Threapland Hall

Has been described as a Possible Pele Tower

There are major building remains

NameThreapland Hall
Alternative Names
Historic CountryCumberland
Modern AuthorityCumbria
1974 AuthorityCumbria
Civil ParishBothel and Threapland

Three-storeyed and three-bayed hall, now farmhouse. Late C15 or early C16. Threapland Hall probably originated as a transitional type of fortified house, but was not a purely fortified residence. Threapland was a capital messuage documented in 1316 and 1392. The present building is C17. A survey of 1994 revealed a previously unknown newel stair surviving to full height, a garderobe chamber and shute, arched fireplaces and original mullioned windows. (PastScape)

Hall now farmhouse. Late C15 or early C16 with C19 alterations. Extremely thick roughcast walls under graduated greenslate roof with stone chimney stacks. 3 storeys, 3 bays. C20 door in chamfered surround under hoodmould lintel with weathered inscription and date 1709. Sash windows in original chamfered surrounds under hoodmoulds. Left side chamfered-surround stair window. C19 extension to rear and further single-storey kitchen extension. Interior has angle Tudor-arched doorway leading to newel staircase (in thickness of wall) ascending to first and second floor. Second floor has externally blocked windows which are visible on the inside, but that floor now used as attic. Home of a branch of the Salkelds of Whitehall (Allhallows C.P.) from the early C17. (Listed Building Report)

Not scheduled

This is a Grade 2 listed building protected by law

Historic England Scheduled Monument Number
Historic England Listed Building number(s)
Images Of England
Historic England (PastScape) Defra or Monument number(s)
County Historic Environment Record
OS Map Grid ReferenceNY156392
HyperLink HyperLink HyperLink

No photos available. If you can provide pictures please contact Castlefacts

Most of the sites or buildings recorded in this web site are NOT open to the public and permission to visit a site must always be sought from the landowner or tenant.

Calculate Print


  • Perriam, Denis and Robinson, John, 1998, The Medieval Fortified Buildings of Cumbria (Kendal: CWAAS Extra Series 29) p. 24
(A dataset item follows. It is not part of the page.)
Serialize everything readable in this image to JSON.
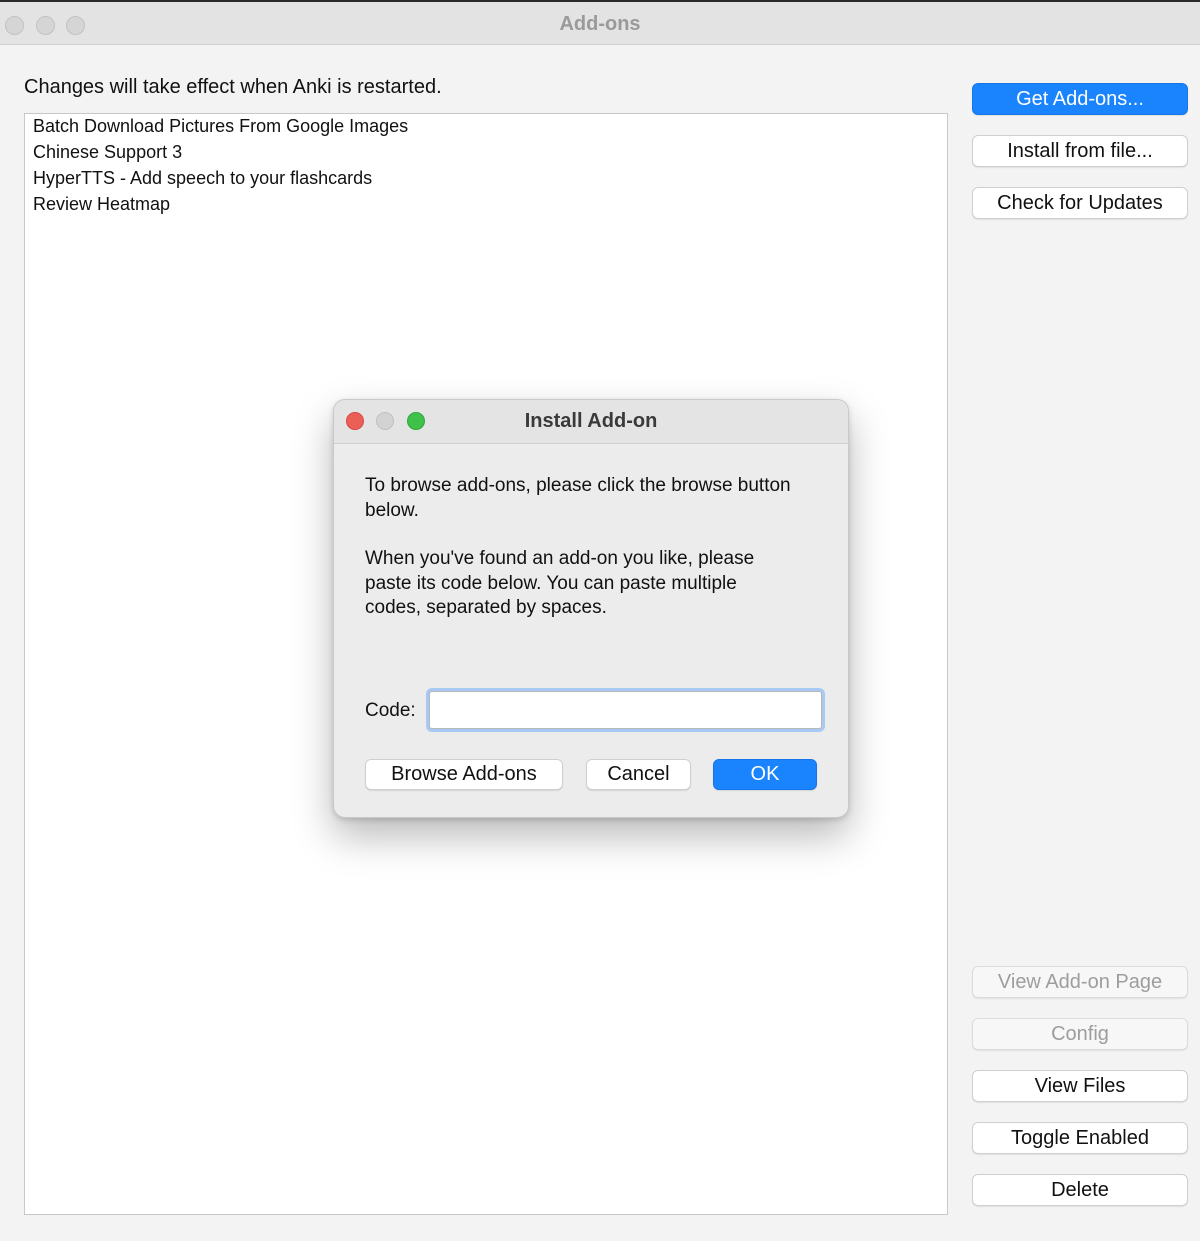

  • Graham, T.H.B., 1918, 'The Family of de Mulcaster' Transactions of the Cumberland and Westmorland Antiquarian and Archaeological Society Vol. 18 p. 115, 118 online copy